-- INPUT FOR THIS TASK follows --

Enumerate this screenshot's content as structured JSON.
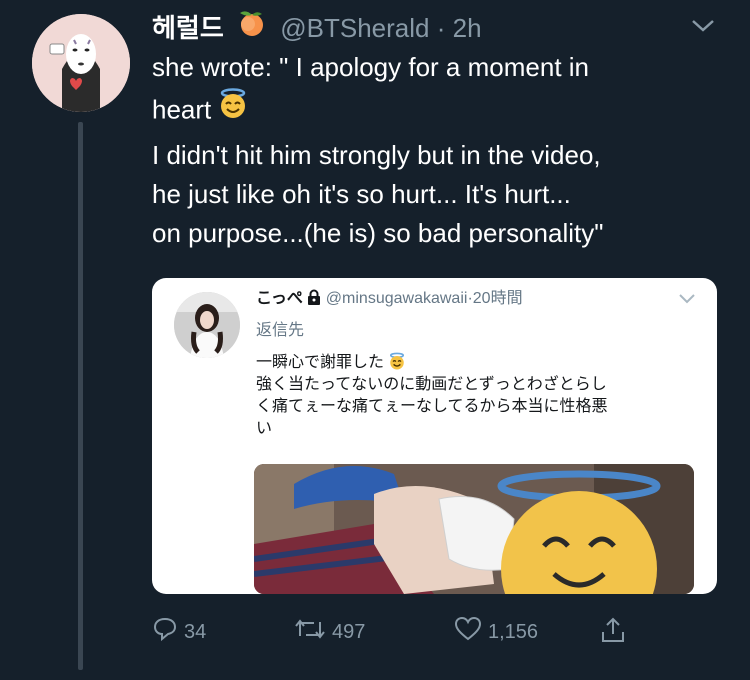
{
  "tweet": {
    "author_name": "헤럴드",
    "handle": "@BTSherald",
    "separator": "·",
    "time": "2h",
    "text_lines": [
      "she wrote: \" I apology for a moment in",
      "heart",
      "I didn't hit him strongly but in the video,",
      "he just like oh it's so hurt... It's hurt...",
      "on purpose...(he is) so bad personality\""
    ]
  },
  "quoted": {
    "author_name": "こっぺ",
    "handle": "@minsugawakawaii",
    "separator": "·",
    "time": "20時間",
    "reply_label": "返信先",
    "text_lines": [
      "一瞬心で謝罪した",
      "強く当たってないのに動画だとずっとわざとらし",
      "く痛てぇーな痛てぇーなしてるから本当に性格悪",
      "い"
    ]
  },
  "actions": {
    "reply_count": "34",
    "retweet_count": "497",
    "like_count": "1,156"
  },
  "icons": {
    "author_badge": "peach-emoji-icon",
    "halo_emoji": "smiling-face-with-halo-icon",
    "lock": "lock-icon",
    "chevron": "chevron-down-icon",
    "reply": "reply-icon",
    "retweet": "retweet-icon",
    "like": "heart-icon",
    "share": "share-icon"
  },
  "colors": {
    "background": "#15202b",
    "muted": "#8899a6",
    "card": "#ffffff"
  }
}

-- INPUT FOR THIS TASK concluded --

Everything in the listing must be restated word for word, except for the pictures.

**EXPECTED OUTPUT**:
Enumerate this screenshot's content as structured JSON.
{
  "tweet": {
    "author_name": "헤럴드",
    "handle": "@BTSherald",
    "separator": "·",
    "time": "2h",
    "text_lines": [
      "she wrote: \" I apology for a moment in",
      "heart",
      "I didn't hit him strongly but in the video,",
      "he just like oh it's so hurt... It's hurt...",
      "on purpose...(he is) so bad personality\""
    ]
  },
  "quoted": {
    "author_name": "こっぺ",
    "handle": "@minsugawakawaii",
    "separator": "·",
    "time": "20時間",
    "reply_label": "返信先",
    "text_lines": [
      "一瞬心で謝罪した",
      "強く当たってないのに動画だとずっとわざとらし",
      "く痛てぇーな痛てぇーなしてるから本当に性格悪",
      "い"
    ]
  },
  "actions": {
    "reply_count": "34",
    "retweet_count": "497",
    "like_count": "1,156"
  },
  "icons": {
    "author_badge": "peach-emoji-icon",
    "halo_emoji": "smiling-face-with-halo-icon",
    "lock": "lock-icon",
    "chevron": "chevron-down-icon",
    "reply": "reply-icon",
    "retweet": "retweet-icon",
    "like": "heart-icon",
    "share": "share-icon"
  },
  "colors": {
    "background": "#15202b",
    "muted": "#8899a6",
    "card": "#ffffff"
  }
}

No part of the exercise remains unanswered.